Small-clawed otter
Pink flamingo

Victoria crowned pigeon
Young proboscis monkey
Bornean Orang Utan
Sumatran orang utan
Sumatran orang utan
Sumatran orang utan
Banded water monitor
Lesser mouse deer(it's neither a mouse nor a deer - and it's the size of a cat!)
Fruit bat
Here's a magnificent male mandrill(Pic by Robin Nichols)
And here's a shot of the back end of the same mandrill displaying some truly surreal colouration
(Pic by Robin Nichols)
A pair of red lories(Pic by Robin Nichols)

Friday, 24 February 2017

In SIngapore: Nasi Padang Breakfast

When in Singapore you really have to try all the different options for eating. 
The first question most Singaporeans will ask you is; 'have you eaten yet?' which indicates how important food is in this tiny equatorial country.
This is an Indonesian Padang breakfast.
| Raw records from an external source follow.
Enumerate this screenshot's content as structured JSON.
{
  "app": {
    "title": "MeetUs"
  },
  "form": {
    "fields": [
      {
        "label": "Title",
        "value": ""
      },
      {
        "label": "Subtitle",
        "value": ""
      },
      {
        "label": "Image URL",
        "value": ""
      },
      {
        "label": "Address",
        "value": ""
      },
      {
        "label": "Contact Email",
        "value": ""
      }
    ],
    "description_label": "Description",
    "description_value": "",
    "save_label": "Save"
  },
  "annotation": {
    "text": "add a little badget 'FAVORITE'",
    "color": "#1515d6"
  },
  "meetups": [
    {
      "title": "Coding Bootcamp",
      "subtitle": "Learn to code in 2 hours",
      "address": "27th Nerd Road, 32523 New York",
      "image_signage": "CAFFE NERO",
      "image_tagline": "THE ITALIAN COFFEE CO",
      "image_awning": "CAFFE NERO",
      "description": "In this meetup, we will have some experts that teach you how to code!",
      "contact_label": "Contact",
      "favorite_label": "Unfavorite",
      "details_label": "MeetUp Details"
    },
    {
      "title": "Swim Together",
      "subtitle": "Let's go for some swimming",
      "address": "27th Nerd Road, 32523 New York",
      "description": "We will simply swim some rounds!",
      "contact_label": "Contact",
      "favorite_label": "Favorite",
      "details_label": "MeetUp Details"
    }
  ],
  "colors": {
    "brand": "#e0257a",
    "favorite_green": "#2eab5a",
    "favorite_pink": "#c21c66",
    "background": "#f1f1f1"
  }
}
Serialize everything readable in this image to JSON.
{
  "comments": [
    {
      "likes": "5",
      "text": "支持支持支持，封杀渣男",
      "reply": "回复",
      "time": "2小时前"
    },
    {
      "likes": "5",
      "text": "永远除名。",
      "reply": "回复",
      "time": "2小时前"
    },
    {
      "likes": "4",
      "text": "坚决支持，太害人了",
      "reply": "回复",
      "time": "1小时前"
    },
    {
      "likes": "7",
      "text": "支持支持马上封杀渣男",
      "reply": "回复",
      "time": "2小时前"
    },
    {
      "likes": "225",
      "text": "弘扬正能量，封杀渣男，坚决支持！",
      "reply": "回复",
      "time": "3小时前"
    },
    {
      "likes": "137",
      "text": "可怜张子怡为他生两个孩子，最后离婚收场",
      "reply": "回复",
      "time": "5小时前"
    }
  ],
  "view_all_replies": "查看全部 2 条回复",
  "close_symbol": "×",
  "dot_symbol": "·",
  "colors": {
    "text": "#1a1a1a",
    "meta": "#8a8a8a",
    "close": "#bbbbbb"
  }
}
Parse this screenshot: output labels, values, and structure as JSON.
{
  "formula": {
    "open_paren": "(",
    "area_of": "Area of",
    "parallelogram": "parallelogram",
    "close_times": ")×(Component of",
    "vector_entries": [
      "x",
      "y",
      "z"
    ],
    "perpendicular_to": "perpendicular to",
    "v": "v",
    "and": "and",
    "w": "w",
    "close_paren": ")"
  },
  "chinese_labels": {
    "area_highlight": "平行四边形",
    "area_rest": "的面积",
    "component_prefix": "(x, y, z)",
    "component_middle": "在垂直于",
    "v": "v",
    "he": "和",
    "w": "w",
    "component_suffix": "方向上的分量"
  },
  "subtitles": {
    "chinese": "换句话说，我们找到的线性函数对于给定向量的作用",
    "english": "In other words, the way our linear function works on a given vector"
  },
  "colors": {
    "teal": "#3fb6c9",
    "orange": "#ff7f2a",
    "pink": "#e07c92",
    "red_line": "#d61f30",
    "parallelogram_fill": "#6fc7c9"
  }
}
All pre-cooked. You choose how many inclusions you want to pay for.
From top left: fried fish, fried egg, deep fried tempe, potato cake and fried tofu with veggies and chilli.
With sayur goreng (fried veggies in coconut milk) in the middle. Yum! $4.50

Thursday, 23 February 2017

Shopping in Singapore: A Medication for Every Eventuality

This curious muscle oil caught my eye while I was shopping in a Chinese Emporium near People's Park (shopping centre) in Singapore this morning.
I was intrigued by a product that claimed to be able to "Conquer all demons..."
Amazingly the brand is called Chop Blackie Embrocation, which in many Western cultures would be found to be highly offensive.
According to the packing the recipe has been handed down from "an Indian herbalist from Calcutta" and, according to the splendid paper certificate this came with, "...has proved to be popular in numerous Oriental households and among seamen..." (?) reducing irritation from everything from sciatica to cuts and bruises...

I think this company likes to ride on the success of the famous Haw Par brothers (who invented Tiger Balm).
Tiger Oil (which actually contains no tiger parts at all) claims to fix "rheumatism, insect bites, cuts, wounds and 'bees stings'...."

Shopping at 36,000 feet

Although I never buy anything from the in-flight duty-free shop, I usually find the catalogs for the products a reasonable way to kill 10 minutes while the aircraft is waiting to take off.
Tuesday's flight to Singapore was no different except for the fact that this brochure seemed to outdo itself with a range of products with near-criminal claims to stop the aging process.

From anti-wrinkle products, to eye rejuvenation devices, energy sticks, and even a product that employs something called tillandsia usneodes (Spanish Moss) to add a natural 'moisturising factor' (i.e. 'add water to'...).

You could also order a 3.8kg Le Creuset pan for $400 (presumably not held onboard because of the extreme weight), a very desirable 'extreme passport holder...' as endorsed by Hugh Jackman (Yup, it's a wallet) from Mont Blanc, a travelling display case for your auto winding wristwatch collection, prams, $1,200 suitcases, scan-proof wallets, card safes, a $5,310 rooster statue, and a Hello Kitty doll for $35.

My personal favourite was the rejuvenating socks at $45 a pair which produce "healthier looking skin and nails in just 4 weeks. A great travelling companion too!"   I can't wait...